[Data supplied Boundary: Start]

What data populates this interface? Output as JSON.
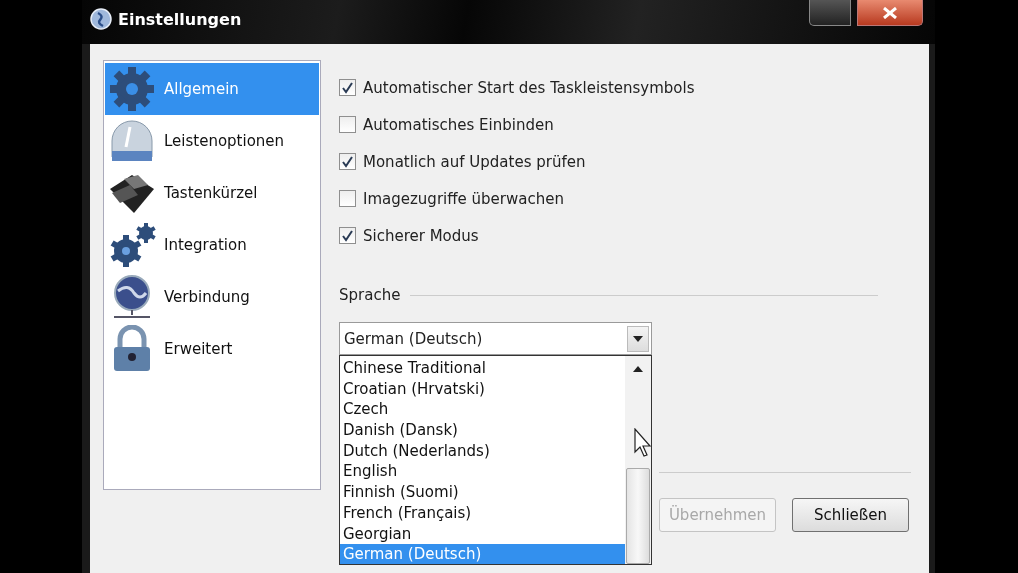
{
  "window": {
    "title": "Einstellungen"
  },
  "sidebar": {
    "items": [
      {
        "label": "Allgemein",
        "selected": true
      },
      {
        "label": "Leistenoptionen",
        "selected": false
      },
      {
        "label": "Tastenkürzel",
        "selected": false
      },
      {
        "label": "Integration",
        "selected": false
      },
      {
        "label": "Verbindung",
        "selected": false
      },
      {
        "label": "Erweitert",
        "selected": false
      }
    ]
  },
  "options": [
    {
      "label": "Automatischer Start des Taskleistensymbols",
      "checked": true
    },
    {
      "label": "Automatisches Einbinden",
      "checked": false
    },
    {
      "label": "Monatlich auf Updates prüfen",
      "checked": true
    },
    {
      "label": "Imagezugriffe überwachen",
      "checked": false
    },
    {
      "label": "Sicherer Modus",
      "checked": true
    }
  ],
  "language": {
    "label": "Sprache",
    "value": "German (Deutsch)",
    "expanded": true,
    "items": [
      {
        "label": "Chinese Traditional",
        "selected": false
      },
      {
        "label": "Croatian (Hrvatski)",
        "selected": false
      },
      {
        "label": "Czech",
        "selected": false
      },
      {
        "label": "Danish (Dansk)",
        "selected": false
      },
      {
        "label": "Dutch (Nederlands)",
        "selected": false
      },
      {
        "label": "English",
        "selected": false
      },
      {
        "label": "Finnish (Suomi)",
        "selected": false
      },
      {
        "label": "French (Français)",
        "selected": false
      },
      {
        "label": "Georgian",
        "selected": false
      },
      {
        "label": "German (Deutsch)",
        "selected": true
      }
    ]
  },
  "buttons": [
    {
      "label": "Übernehmen",
      "disabled": true
    },
    {
      "label": "Schließen",
      "disabled": false
    }
  ]
}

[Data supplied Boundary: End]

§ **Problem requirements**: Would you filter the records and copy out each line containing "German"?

§ **Task answer**:
    "value": "German (Deutsch)",
        "label": "German (Deutsch)",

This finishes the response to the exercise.